• _Extracted data_:
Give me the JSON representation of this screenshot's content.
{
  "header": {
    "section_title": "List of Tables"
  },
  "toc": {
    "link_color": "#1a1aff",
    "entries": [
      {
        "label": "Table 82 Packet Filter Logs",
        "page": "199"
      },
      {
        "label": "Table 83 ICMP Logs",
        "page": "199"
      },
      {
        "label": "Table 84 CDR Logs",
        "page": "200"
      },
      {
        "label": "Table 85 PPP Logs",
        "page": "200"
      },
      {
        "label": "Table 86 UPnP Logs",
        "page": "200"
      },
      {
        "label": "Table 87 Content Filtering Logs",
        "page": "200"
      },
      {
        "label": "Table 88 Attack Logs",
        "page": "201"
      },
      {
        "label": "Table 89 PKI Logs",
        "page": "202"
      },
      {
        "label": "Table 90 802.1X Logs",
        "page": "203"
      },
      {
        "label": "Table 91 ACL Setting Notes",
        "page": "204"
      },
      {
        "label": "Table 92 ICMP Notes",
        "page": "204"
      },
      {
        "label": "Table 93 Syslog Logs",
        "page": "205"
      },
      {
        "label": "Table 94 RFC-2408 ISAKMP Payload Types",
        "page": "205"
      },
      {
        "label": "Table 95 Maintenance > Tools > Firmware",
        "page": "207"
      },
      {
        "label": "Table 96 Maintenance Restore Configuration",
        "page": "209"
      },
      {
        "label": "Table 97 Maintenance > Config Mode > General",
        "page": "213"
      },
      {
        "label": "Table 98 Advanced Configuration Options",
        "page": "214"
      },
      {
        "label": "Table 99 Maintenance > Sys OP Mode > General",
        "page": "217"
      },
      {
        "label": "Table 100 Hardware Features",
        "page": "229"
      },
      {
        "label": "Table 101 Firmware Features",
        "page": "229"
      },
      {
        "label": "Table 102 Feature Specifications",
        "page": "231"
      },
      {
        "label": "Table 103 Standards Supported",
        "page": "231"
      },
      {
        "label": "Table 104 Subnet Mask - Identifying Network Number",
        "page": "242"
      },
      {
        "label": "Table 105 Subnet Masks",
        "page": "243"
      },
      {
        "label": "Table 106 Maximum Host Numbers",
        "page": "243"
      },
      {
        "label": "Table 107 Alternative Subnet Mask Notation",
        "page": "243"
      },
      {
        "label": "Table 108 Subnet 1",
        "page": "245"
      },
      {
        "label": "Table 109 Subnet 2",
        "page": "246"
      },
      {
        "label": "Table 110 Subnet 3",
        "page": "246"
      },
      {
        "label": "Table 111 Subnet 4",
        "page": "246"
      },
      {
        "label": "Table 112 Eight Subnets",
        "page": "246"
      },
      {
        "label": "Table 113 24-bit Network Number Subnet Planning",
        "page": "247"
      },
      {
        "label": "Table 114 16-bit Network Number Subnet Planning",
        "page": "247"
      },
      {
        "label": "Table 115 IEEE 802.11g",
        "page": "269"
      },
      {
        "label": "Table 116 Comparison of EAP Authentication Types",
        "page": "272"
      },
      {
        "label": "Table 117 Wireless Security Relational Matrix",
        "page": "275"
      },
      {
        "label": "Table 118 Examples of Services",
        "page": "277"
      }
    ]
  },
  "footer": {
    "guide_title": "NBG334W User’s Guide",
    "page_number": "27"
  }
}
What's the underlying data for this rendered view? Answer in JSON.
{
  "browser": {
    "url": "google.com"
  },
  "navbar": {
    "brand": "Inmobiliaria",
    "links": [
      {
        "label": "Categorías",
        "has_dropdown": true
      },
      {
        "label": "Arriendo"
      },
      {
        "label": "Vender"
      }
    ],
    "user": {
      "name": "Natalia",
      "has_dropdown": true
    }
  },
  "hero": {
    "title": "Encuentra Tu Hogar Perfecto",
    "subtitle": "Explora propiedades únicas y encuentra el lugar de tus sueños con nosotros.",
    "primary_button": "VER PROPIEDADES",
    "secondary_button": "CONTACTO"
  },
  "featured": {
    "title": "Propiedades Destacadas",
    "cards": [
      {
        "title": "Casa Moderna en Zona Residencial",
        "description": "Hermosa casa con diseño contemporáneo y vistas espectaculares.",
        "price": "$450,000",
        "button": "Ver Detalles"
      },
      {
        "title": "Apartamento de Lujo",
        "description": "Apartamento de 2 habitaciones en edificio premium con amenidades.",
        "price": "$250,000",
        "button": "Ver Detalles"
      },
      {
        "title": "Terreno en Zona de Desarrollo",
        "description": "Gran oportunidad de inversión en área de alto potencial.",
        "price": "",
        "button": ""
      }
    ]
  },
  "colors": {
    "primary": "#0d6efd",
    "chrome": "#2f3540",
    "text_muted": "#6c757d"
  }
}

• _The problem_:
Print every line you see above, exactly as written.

• _Problem solution_:
Give me the JSON representation of this screenshot's content.
{
  "header": {
    "section_title": "List of Tables"
  },
  "toc": {
    "link_color": "#1a1aff",
    "entries": [
      {
        "label": "Table 82 Packet Filter Logs",
        "page": "199"
      },
      {
        "label": "Table 83 ICMP Logs",
        "page": "199"
      },
      {
        "label": "Table 84 CDR Logs",
        "page": "200"
      },
      {
        "label": "Table 85 PPP Logs",
        "page": "200"
      },
      {
        "label": "Table 86 UPnP Logs",
        "page": "200"
      },
      {
        "label": "Table 87 Content Filtering Logs",
        "page": "200"
      },
      {
        "label": "Table 88 Attack Logs",
        "page": "201"
      },
      {
        "label": "Table 89 PKI Logs",
        "page": "202"
      },
      {
        "label": "Table 90 802.1X Logs",
        "page": "203"
      },
      {
        "label": "Table 91 ACL Setting Notes",
        "page": "204"
      },
      {
        "label": "Table 92 ICMP Notes",
        "page": "204"
      },
      {
        "label": "Table 93 Syslog Logs",
        "page": "205"
      },
      {
        "label": "Table 94 RFC-2408 ISAKMP Payload Types",
        "page": "205"
      },
      {
        "label": "Table 95 Maintenance > Tools > Firmware",
        "page": "207"
      },
      {
        "label": "Table 96 Maintenance Restore Configuration",
        "page": "209"
      },
      {
        "label": "Table 97 Maintenance > Config Mode > General",
        "page": "213"
      },
      {
        "label": "Table 98 Advanced Configuration Options",
        "page": "214"
      },
      {
        "label": "Table 99 Maintenance > Sys OP Mode > General",
        "page": "217"
      },
      {
        "label": "Table 100 Hardware Features",
        "page": "229"
      },
      {
        "label": "Table 101 Firmware Features",
        "page": "229"
      },
      {
        "label": "Table 102 Feature Specifications",
        "page": "231"
      },
      {
        "label": "Table 103 Standards Supported",
        "page": "231"
      },
      {
        "label": "Table 104 Subnet Mask - Identifying Network Number",
        "page": "242"
      },
      {
        "label": "Table 105 Subnet Masks",
        "page": "243"
      },
      {
        "label": "Table 106 Maximum Host Numbers",
        "page": "243"
      },
      {
        "label": "Table 107 Alternative Subnet Mask Notation",
        "page": "243"
      },
      {
        "label": "Table 108 Subnet 1",
        "page": "245"
      },
      {
        "label": "Table 109 Subnet 2",
        "page": "246"
      },
      {
        "label": "Table 110 Subnet 3",
        "page": "246"
      },
      {
        "label": "Table 111 Subnet 4",
        "page": "246"
      },
      {
        "label": "Table 112 Eight Subnets",
        "page": "246"
      },
      {
        "label": "Table 113 24-bit Network Number Subnet Planning",
        "page": "247"
      },
      {
        "label": "Table 114 16-bit Network Number Subnet Planning",
        "page": "247"
      },
      {
        "label": "Table 115 IEEE 802.11g",
        "page": "269"
      },
      {
        "label": "Table 116 Comparison of EAP Authentication Types",
        "page": "272"
      },
      {
        "label": "Table 117 Wireless Security Relational Matrix",
        "page": "275"
      },
      {
        "label": "Table 118 Examples of Services",
        "page": "277"
      }
    ]
  },
  "footer": {
    "guide_title": "NBG334W User’s Guide",
    "page_number": "27"
  }
}
What's the underlying data for this rendered view? Answer in JSON.
{
  "browser": {
    "url": "google.com"
  },
  "navbar": {
    "brand": "Inmobiliaria",
    "links": [
      {
        "label": "Categorías",
        "has_dropdown": true
      },
      {
        "label": "Arriendo"
      },
      {
        "label": "Vender"
      }
    ],
    "user": {
      "name": "Natalia",
      "has_dropdown": true
    }
  },
  "hero": {
    "title": "Encuentra Tu Hogar Perfecto",
    "subtitle": "Explora propiedades únicas y encuentra el lugar de tus sueños con nosotros.",
    "primary_button": "VER PROPIEDADES",
    "secondary_button": "CONTACTO"
  },
  "featured": {
    "title": "Propiedades Destacadas",
    "cards": [
      {
        "title": "Casa Moderna en Zona Residencial",
        "description": "Hermosa casa con diseño contemporáneo y vistas espectaculares.",
        "price": "$450,000",
        "button": "Ver Detalles"
      },
      {
        "title": "Apartamento de Lujo",
        "description": "Apartamento de 2 habitaciones en edificio premium con amenidades.",
        "price": "$250,000",
        "button": "Ver Detalles"
      },
      {
        "title": "Terreno en Zona de Desarrollo",
        "description": "Gran oportunidad de inversión en área de alto potencial.",
        "price": "",
        "button": ""
      }
    ]
  },
  "colors": {
    "primary": "#0d6efd",
    "chrome": "#2f3540",
    "text_muted": "#6c757d"
  }
}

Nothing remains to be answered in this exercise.